Akron artist Ron White was recently awarded the inaugural Akron Art Prize, the result of more than a thousand votes, but he’s not one to take a moment off and celebrate. He finished and delivered a piece to Leandra Drumm for the Light-UP Lantern Festival, which took place this past weekend in University Park. And in his studio on a recent Friday afternoon, he was working on a large charcoal drawing. This is in additional to his full-time job as art teacher at Barberton High School and part-time job as yoga instructor.
Highly active seems to be White’s natural state. For the last 10 years he has worked aggressively at his art. In the last five, he has kept a working space at Redlight Galleries on North Main Street in Akron. There, he works on and shows his drawings and sculpture. Much of the work is surprisingly large considering the modest space.
Visitors view his art, watch him work, and if White has his way, spend a long time talking with him. White has a strong desire to connect with people and that has made him change his art in the last few years.
“What I used to do was classical realism,” he said. “It was almost like a three-dimensional snapshot. People would come into the studio and say, ‘Wow Ron, you really captured that.’ And then leave. I had them for five seconds. So it must not be that culturally important anymore.”
So about two years ago, White made a “change from darkness to light.” While he still employs the classical techniques he was schooled in, he allows himself to have a lot of fun. And since doing so, he finds that people spend much more time looking and hang around to talk about the art. The art is strong and bold. Many of his strongest pieces are sculpture.
White works extensively in sculpture. He uses clay and other material, traditional and otherwise. He also sculpts ice for special events in Barberton. His interest in sculpture started early.
“In my youth, my dad had a construction company,” said White. “I got to see things built and deconstructed. From that I was able to see the reason for form. That followed me through my studies in the arts.” He studied art and education at Wright State University and then earned a master’s degree from Kent State in sculpting and education.
White’s winning Art Prize entry is titled, “Contemplative or Multitasker…Which one are you,” and is a cold glazed clay/ceramic piece. He said the inspiration for this piece came from a student. White found a student at the end of class texting and listening to music. “After a few seconds she was in tears, and then just sniffles, to deep breath, a grin, and a smile,” he said. He asked her what happened and she said that her boyfriend broke up with her, her girlfriends consoled her, and her boyfriend made up with her — all in 3 to 5 minutes and all by text.

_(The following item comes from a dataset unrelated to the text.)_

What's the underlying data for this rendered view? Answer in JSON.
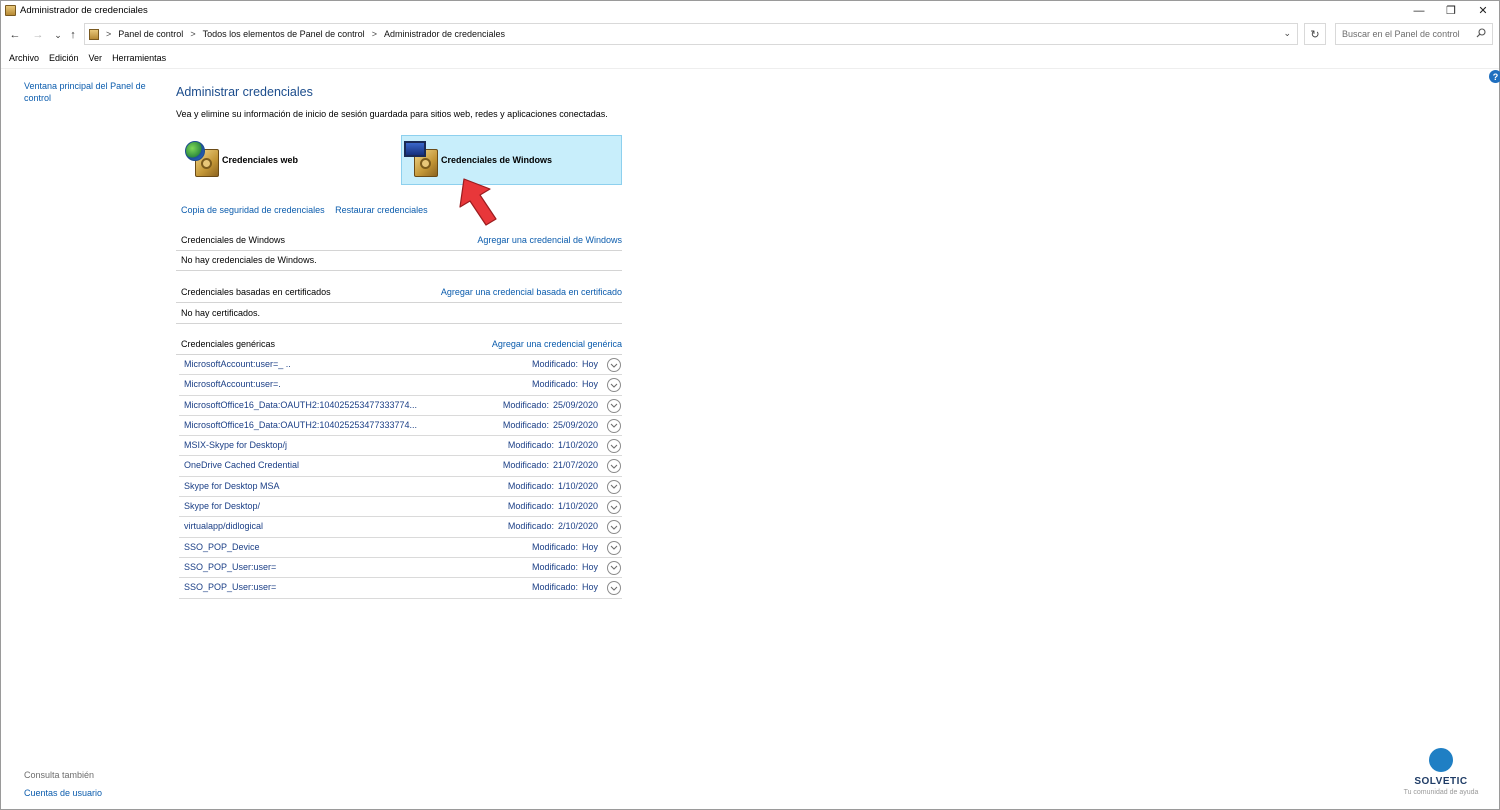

The competition sponsor, The Margaret Clark Morgan Foundation, awarded $5,000 to White and five runners up received $1,000 prizes.
The five Art Prize runners up include Kevin Smalley of Stow, Lisa Demagall of Twinsburg, Bernadette Glorioso of Akron, Michael Marras of Akron and Elise Gaffney of Akron. Winners were announced by Rick Kellar, president of The Margaret Clark Morgan Foundation.
So is White the reflective contemplative person, or the overstimulated multitasker? He said he’s both, but added, “Right now technology enables us to have the ability to be either. But I think in the next five years, as soon as you leave your house you’ll have to be technology-man. If you’re any kind of professional who must organize, [the multitasker] is what you’re going to have to be. As a school teacher I wouldn’t be as effective if I didn’t have technology.” Sounds like a man contemplating the issues of multitasking.
White’s work can be seen at his studio. He can be contacted by email, firstname.lastname@example.org or by phone at (330) 962-8296.